Community Environmental Legal Defense Fund
"We believe that we are in the midst of an escalating ecological crisis, and that the crisis is the result of decisions made by a relatively few people who run corporations and government. We believe that sustainability will never be achieved by leaving those decisions in the hands of a few – both because of their belief in limitless economic production and because their decisions are made at a distance from the communities experiencing the impact of those decisions. Therefore, we believe that to attain sustainability, a right to local self-government must be asserted that places decisions affecting communities in the hands of those closest to the impacts. That right to local self-government must enable communities to reject unsustainable economic and environmental policies set by state and federal governments, and must enable communities to construct legal frameworks for charting a future towards sustainable energy production, sustainable land development, and sustainable water use, among others. In doing so, communities must challenge and overturn legal doctrines that have been concocted to eliminate their right to self-government, including the doctrines of corporate constitutional rights, preemption, and limitations on local legislative authority. Inseparable from the right to local self government - and its sole limitation - are the rights of human and natural communities; they are the implicit and enumerated premises on which local self government must be built." (http://celdf.org/section.php?id=220)
2. Rose Aguilar:
" Through his work with the Community Environmental Legal Defense Fund (CELDF) and the Daniel Pennock Democracy School, Linzey and others are helping communities across the country learn how laws actually work and organize effective responses to corporations exploiting water, air, resources and land.
The Daniel Pennock Democracy School is named in honor of Danny Pennock, a 17-year-old from Berks County, Pennsylvania, who died of sludge poisoning on April 1, 1995.
The School "examines the way the US Constitution was written, how it was anchored in an English structure of law, and how the Supreme Court has slowly interpreted it to enshrine the rights of corporations into settled law. The school explores a number of those judicial interpretations, which have led to the Bill of Rights protecting corporations from everyday citizens."
It also encourages participants to reframe the issues they are dealing with, so that, instead of fighting against something, they are fighting for something and creating a vision of the community in which they want to live.
Patty Norton from Peaceful Valley, Washington, told Linzey, "It' hard to change the conversation from "what can we get" to "what do we want?" We've been so beaten down, we were only focused on what little concessions we could get. Democracy School helps you change that conversation."
When the sessions are complete, the CELDF helps participants draft local laws aimed at achieving their goals for their communities and works with community leaders to adopt them.
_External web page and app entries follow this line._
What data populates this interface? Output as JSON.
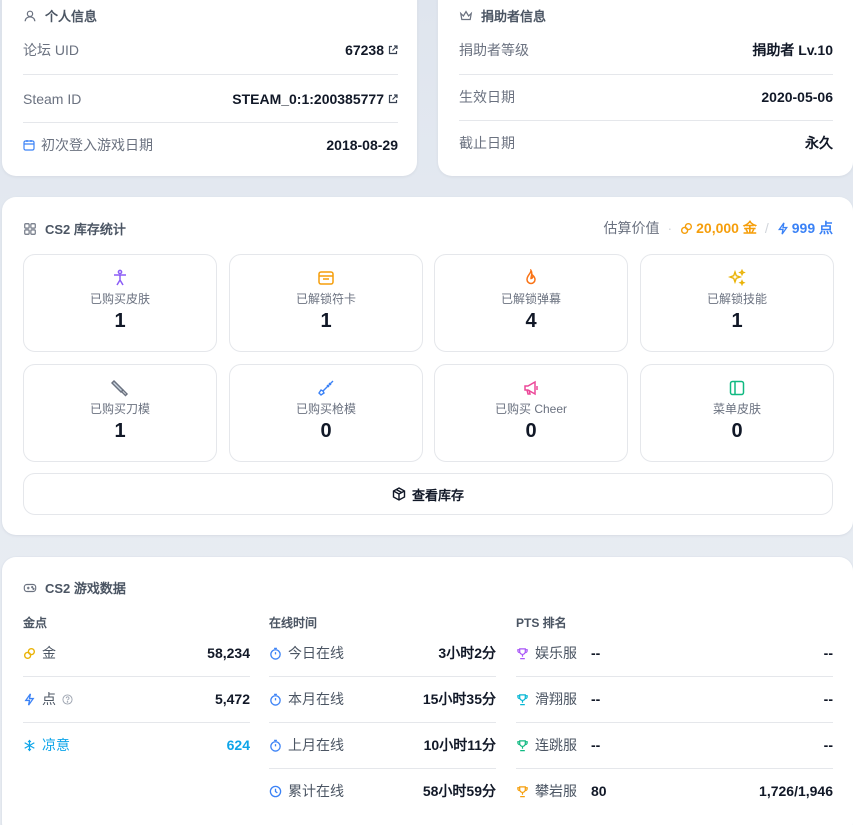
{
  "personal": {
    "title": "个人信息",
    "rows": [
      {
        "label": "论坛 UID",
        "value": "67238"
      },
      {
        "label": "Steam ID",
        "value": "STEAM_0:1:200385777"
      },
      {
        "label": "初次登入游戏日期",
        "value": "2018-08-29"
      }
    ]
  },
  "donor": {
    "title": "捐助者信息",
    "rows": [
      {
        "label": "捐助者等级",
        "value": "捐助者 Lv.10"
      },
      {
        "label": "生效日期",
        "value": "2020-05-06"
      },
      {
        "label": "截止日期",
        "value": "永久"
      }
    ]
  },
  "inventory": {
    "title": "CS2 库存统计",
    "estimate_label": "估算价值",
    "gold_value": "20,000 金",
    "separator": "/",
    "points_value": "999 点",
    "stats": [
      {
        "label": "已购买皮肤",
        "value": "1",
        "icon": "person-icon",
        "color": "#8b5cf6"
      },
      {
        "label": "已解锁符卡",
        "value": "1",
        "icon": "card-icon",
        "color": "#f59e0b"
      },
      {
        "label": "已解锁弹幕",
        "value": "4",
        "icon": "flame-icon",
        "color": "#f97316"
      },
      {
        "label": "已解锁技能",
        "value": "1",
        "icon": "sparkles-icon",
        "color": "#eab308"
      },
      {
        "label": "已购买刀模",
        "value": "1",
        "icon": "knife-icon",
        "color": "#6b7280"
      },
      {
        "label": "已购买枪模",
        "value": "0",
        "icon": "rifle-icon",
        "color": "#3b82f6"
      },
      {
        "label": "已购买 Cheer",
        "value": "0",
        "icon": "megaphone-icon",
        "color": "#ec4899"
      },
      {
        "label": "菜单皮肤",
        "value": "0",
        "icon": "panel-icon",
        "color": "#10b981"
      }
    ],
    "view_button": "查看库存"
  },
  "game": {
    "title": "CS2 游戏数据",
    "gold_col": {
      "header": "金点",
      "rows": [
        {
          "label": "金",
          "value": "58,234"
        },
        {
          "label": "点",
          "value": "5,472"
        },
        {
          "label": "凉意",
          "value": "624"
        }
      ]
    },
    "online_col": {
      "header": "在线时间",
      "rows": [
        {
          "label": "今日在线",
          "value": "3小时2分"
        },
        {
          "label": "本月在线",
          "value": "15小时35分"
        },
        {
          "label": "上月在线",
          "value": "10小时11分"
        },
        {
          "label": "累计在线",
          "value": "58小时59分"
        }
      ]
    },
    "pts_col": {
      "header": "PTS 排名",
      "rows": [
        {
          "label": "娱乐服",
          "rank": "--",
          "score": "--",
          "color": "#a855f7"
        },
        {
          "label": "滑翔服",
          "rank": "--",
          "score": "--",
          "color": "#06b6d4"
        },
        {
          "label": "连跳服",
          "rank": "--",
          "score": "--",
          "color": "#10b981"
        },
        {
          "label": "攀岩服",
          "rank": "80",
          "score": "1,726/1,946",
          "color": "#f59e0b"
        }
      ]
    }
  }
}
Over 100 communities across the country have adopted Legal Defense Fund-drafted laws intended to assert local, democratic control directly over corporations. Campbell points out that the citizens are not begging the government to give them more rights; they are manifesting new rights for themselves and their communities through lawmaking at the local level.
Citizens in Santa Monica, California, are working on an ordinance called the Sustainability Bill of Rights, which would declare that Santa Monica residents, natural communities and ecosystems have a right to a healthy environment. Under the ordinance, corporations "shall not have the rights of 'persons' to the extent that such rights interfere" with its components.
Citizens in Mt. Shasta, California, are preparing to vote on an ordinance that would refuse to recognize corporate personhood and ban corporations like Nestle and Coca-Cola from extracting water from the local acquifer.
"Today, it is our communities and natural systems that are treated as property under the law - just as slaves once were - because people living in communities can't control their own futures, and what's in our communities is routinely bought, sold, and traded without a whisker of local control," says Linzey. "In many ways, this work is about walking in the footsteps of those prior movements to transform ourselves from being property under the law to becoming people who harness the power of government to defend and enforce our rights." (http://www.truth-out.org/how-can-communities-defend-themselves-corporate-interests/1327072431)